TASK MATERIAL.
----------------
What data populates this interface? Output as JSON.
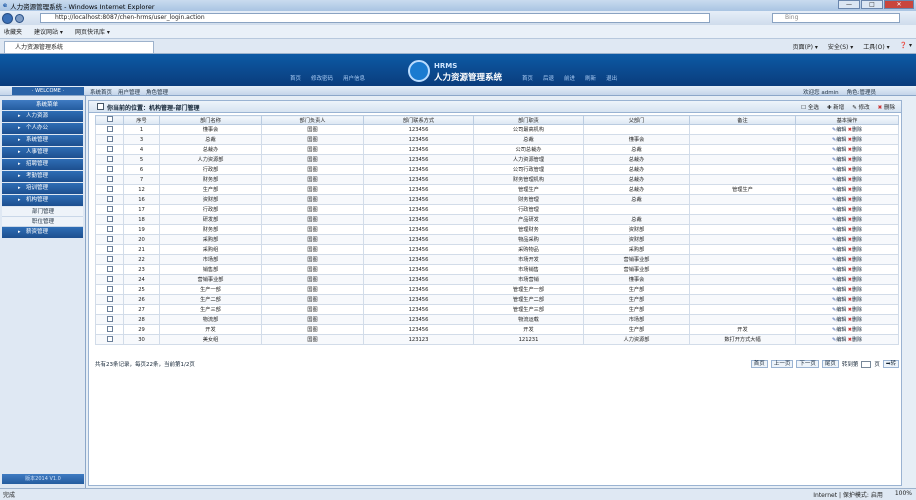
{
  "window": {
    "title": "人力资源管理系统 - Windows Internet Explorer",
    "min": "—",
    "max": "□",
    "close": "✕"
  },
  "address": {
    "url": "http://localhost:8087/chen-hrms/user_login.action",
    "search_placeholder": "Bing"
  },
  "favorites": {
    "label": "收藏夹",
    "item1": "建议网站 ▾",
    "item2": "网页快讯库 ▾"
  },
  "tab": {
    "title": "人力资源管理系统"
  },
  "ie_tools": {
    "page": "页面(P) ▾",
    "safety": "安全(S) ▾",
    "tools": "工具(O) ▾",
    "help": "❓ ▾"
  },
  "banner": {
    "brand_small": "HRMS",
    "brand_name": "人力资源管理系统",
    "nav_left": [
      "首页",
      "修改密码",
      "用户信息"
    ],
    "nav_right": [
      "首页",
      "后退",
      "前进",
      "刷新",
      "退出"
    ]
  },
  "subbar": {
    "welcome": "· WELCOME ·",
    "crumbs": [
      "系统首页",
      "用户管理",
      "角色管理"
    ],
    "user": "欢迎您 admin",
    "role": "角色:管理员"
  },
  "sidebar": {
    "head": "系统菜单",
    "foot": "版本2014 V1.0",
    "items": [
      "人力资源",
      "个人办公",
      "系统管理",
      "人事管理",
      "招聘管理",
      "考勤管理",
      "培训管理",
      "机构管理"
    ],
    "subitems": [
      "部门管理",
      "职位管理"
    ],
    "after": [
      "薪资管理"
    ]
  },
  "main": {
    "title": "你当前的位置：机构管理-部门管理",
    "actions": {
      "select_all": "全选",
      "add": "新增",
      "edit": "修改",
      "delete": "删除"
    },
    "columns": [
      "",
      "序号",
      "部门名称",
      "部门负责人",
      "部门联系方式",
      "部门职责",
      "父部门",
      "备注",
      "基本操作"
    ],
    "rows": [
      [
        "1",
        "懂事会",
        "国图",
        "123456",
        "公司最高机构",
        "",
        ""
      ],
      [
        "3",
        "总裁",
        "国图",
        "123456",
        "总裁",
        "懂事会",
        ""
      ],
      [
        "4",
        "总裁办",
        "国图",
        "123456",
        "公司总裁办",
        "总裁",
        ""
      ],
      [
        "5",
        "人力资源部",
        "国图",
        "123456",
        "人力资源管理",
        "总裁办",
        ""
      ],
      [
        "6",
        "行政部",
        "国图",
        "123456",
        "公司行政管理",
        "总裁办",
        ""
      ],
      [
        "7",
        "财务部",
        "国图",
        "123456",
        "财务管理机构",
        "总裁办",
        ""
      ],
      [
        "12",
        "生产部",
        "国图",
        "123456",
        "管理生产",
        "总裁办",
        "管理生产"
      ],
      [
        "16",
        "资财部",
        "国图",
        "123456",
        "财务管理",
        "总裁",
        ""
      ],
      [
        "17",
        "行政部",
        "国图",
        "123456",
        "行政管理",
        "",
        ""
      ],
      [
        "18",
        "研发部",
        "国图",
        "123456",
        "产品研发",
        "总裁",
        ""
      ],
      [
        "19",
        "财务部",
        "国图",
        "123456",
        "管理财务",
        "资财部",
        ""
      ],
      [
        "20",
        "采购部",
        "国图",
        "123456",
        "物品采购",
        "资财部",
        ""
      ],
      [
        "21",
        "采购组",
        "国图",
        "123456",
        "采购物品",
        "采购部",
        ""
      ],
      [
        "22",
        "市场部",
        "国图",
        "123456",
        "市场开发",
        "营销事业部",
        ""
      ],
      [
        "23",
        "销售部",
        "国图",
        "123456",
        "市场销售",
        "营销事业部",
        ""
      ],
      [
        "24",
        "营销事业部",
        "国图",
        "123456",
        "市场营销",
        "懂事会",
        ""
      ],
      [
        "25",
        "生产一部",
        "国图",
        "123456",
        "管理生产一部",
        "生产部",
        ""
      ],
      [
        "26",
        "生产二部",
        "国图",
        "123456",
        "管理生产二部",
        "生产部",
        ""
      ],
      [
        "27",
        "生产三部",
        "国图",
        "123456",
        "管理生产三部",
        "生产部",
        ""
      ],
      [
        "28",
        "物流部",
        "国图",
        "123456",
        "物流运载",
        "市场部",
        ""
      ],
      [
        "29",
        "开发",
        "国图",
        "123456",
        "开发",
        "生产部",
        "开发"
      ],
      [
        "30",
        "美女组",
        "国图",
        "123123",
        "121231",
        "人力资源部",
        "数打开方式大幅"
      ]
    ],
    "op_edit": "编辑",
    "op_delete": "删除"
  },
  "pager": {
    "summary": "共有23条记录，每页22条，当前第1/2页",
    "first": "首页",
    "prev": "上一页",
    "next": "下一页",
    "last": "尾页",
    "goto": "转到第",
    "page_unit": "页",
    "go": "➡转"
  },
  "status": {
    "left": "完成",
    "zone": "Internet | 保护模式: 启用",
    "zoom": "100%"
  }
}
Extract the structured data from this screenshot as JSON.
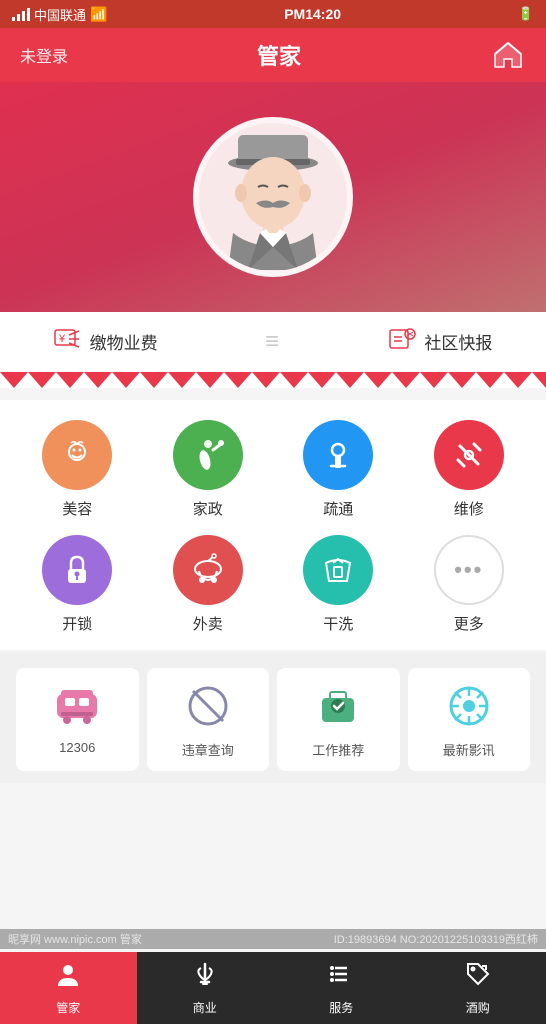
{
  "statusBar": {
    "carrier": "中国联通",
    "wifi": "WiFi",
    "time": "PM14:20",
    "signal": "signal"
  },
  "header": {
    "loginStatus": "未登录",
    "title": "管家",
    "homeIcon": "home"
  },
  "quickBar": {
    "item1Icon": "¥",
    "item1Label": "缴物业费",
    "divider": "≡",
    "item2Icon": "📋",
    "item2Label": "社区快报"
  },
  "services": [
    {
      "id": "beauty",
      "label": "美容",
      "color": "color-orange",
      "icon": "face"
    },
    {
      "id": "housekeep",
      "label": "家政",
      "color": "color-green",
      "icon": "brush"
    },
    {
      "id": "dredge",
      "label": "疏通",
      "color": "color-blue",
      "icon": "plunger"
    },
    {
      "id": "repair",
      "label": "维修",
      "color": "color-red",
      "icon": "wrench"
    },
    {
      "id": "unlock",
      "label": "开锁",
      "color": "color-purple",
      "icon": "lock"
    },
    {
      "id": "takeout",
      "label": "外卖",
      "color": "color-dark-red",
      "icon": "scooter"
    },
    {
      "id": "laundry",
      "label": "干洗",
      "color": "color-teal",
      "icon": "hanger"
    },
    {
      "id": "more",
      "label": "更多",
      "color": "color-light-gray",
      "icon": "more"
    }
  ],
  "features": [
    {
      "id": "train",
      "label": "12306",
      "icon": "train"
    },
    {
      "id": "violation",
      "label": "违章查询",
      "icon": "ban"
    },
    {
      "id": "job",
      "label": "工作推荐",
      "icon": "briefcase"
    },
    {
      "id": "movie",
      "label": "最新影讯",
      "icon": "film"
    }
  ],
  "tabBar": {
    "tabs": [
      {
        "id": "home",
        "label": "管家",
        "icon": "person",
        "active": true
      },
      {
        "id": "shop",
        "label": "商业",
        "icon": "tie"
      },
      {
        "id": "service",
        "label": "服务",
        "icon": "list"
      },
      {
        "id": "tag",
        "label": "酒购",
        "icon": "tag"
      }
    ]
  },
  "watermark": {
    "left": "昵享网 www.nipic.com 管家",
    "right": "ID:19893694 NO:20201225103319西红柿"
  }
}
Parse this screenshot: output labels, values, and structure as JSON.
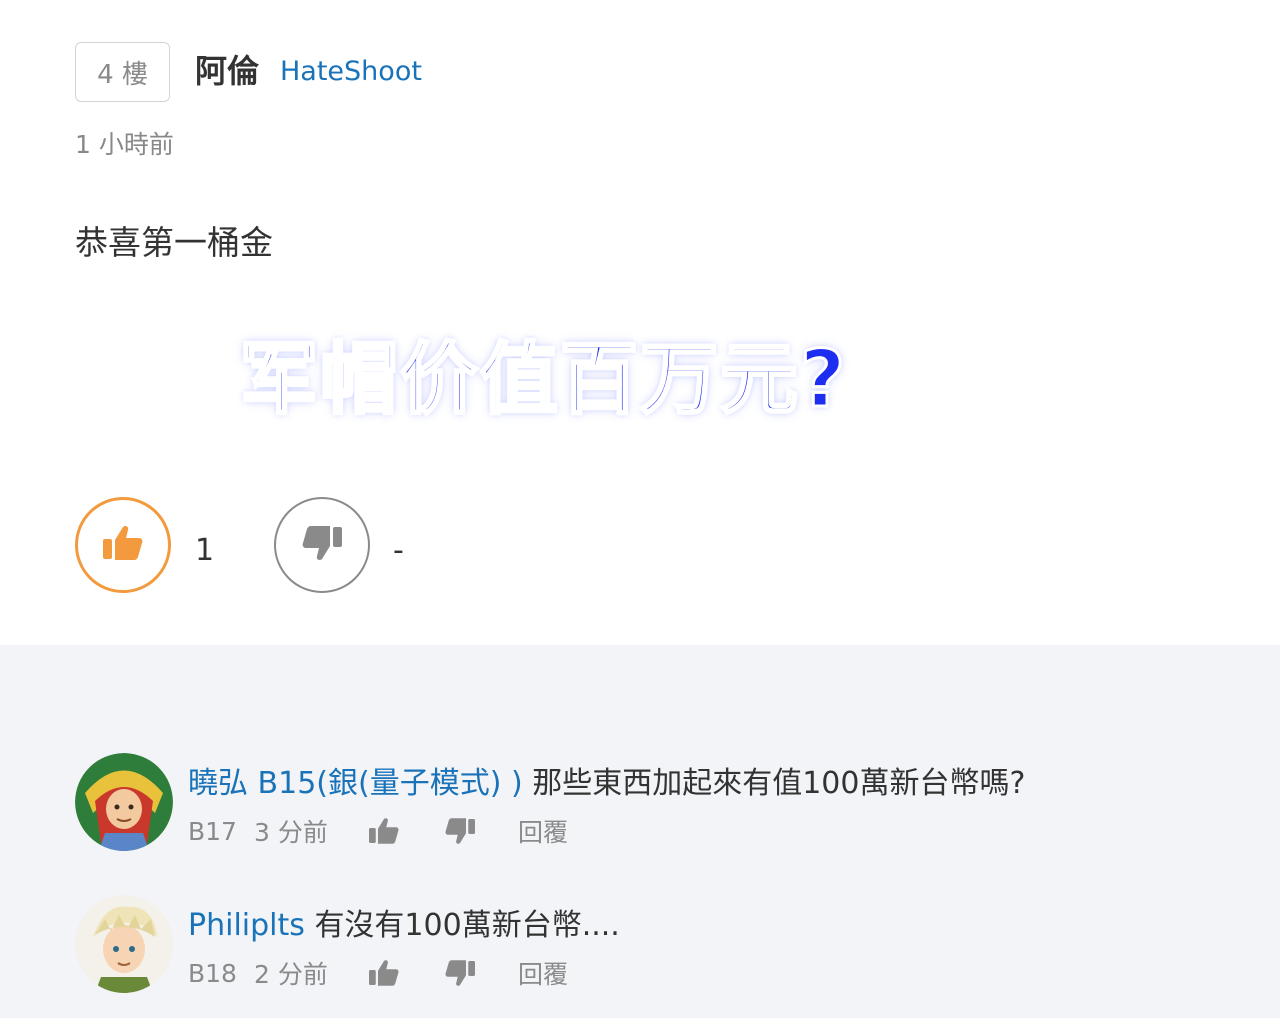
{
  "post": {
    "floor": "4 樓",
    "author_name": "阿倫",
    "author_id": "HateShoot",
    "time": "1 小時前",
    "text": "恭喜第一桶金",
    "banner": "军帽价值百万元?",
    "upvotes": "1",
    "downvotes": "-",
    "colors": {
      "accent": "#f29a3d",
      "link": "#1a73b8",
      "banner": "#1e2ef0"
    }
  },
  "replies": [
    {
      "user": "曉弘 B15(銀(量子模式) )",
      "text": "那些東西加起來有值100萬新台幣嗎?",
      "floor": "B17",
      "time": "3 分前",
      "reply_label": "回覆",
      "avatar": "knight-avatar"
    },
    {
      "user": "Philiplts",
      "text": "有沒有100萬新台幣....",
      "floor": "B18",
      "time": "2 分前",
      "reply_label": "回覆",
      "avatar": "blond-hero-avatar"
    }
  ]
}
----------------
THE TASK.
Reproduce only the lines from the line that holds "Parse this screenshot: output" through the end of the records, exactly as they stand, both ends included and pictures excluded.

OUTPUT OF THE TASK.
Parse this screenshot: output labels, values, and structure as JSON.
{
  "post": {
    "floor": "4 樓",
    "author_name": "阿倫",
    "author_id": "HateShoot",
    "time": "1 小時前",
    "text": "恭喜第一桶金",
    "banner": "军帽价值百万元?",
    "upvotes": "1",
    "downvotes": "-",
    "colors": {
      "accent": "#f29a3d",
      "link": "#1a73b8",
      "banner": "#1e2ef0"
    }
  },
  "replies": [
    {
      "user": "曉弘 B15(銀(量子模式) )",
      "text": "那些東西加起來有值100萬新台幣嗎?",
      "floor": "B17",
      "time": "3 分前",
      "reply_label": "回覆",
      "avatar": "knight-avatar"
    },
    {
      "user": "Philiplts",
      "text": "有沒有100萬新台幣....",
      "floor": "B18",
      "time": "2 分前",
      "reply_label": "回覆",
      "avatar": "blond-hero-avatar"
    }
  ]
}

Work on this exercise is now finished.